PROVIDED DATA:
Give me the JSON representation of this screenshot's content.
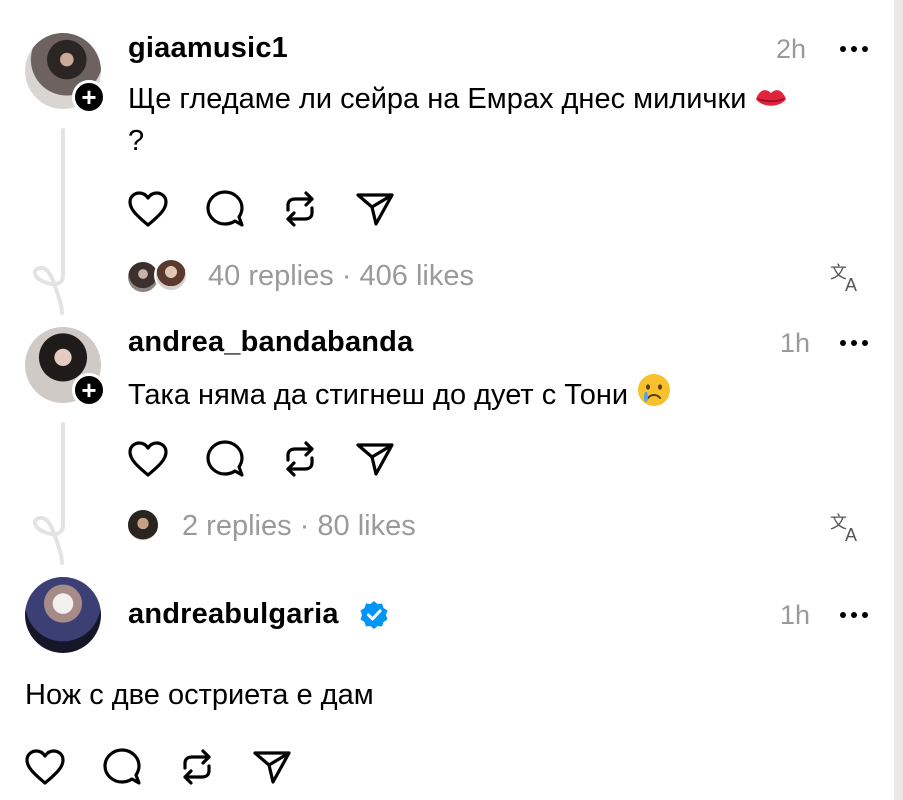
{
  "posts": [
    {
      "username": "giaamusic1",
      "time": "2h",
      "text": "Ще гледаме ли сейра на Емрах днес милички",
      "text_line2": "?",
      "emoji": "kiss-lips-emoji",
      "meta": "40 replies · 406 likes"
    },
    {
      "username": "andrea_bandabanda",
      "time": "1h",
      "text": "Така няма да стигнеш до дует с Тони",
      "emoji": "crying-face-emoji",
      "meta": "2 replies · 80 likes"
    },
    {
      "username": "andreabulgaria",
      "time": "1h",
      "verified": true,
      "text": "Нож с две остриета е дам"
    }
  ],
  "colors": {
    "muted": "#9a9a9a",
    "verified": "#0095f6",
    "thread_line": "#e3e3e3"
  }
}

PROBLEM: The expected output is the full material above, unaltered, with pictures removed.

ANSWER:
Give me the JSON representation of this screenshot's content.
{
  "posts": [
    {
      "username": "giaamusic1",
      "time": "2h",
      "text": "Ще гледаме ли сейра на Емрах днес милички",
      "text_line2": "?",
      "emoji": "kiss-lips-emoji",
      "meta": "40 replies · 406 likes"
    },
    {
      "username": "andrea_bandabanda",
      "time": "1h",
      "text": "Така няма да стигнеш до дует с Тони",
      "emoji": "crying-face-emoji",
      "meta": "2 replies · 80 likes"
    },
    {
      "username": "andreabulgaria",
      "time": "1h",
      "verified": true,
      "text": "Нож с две остриета е дам"
    }
  ],
  "colors": {
    "muted": "#9a9a9a",
    "verified": "#0095f6",
    "thread_line": "#e3e3e3"
  }
}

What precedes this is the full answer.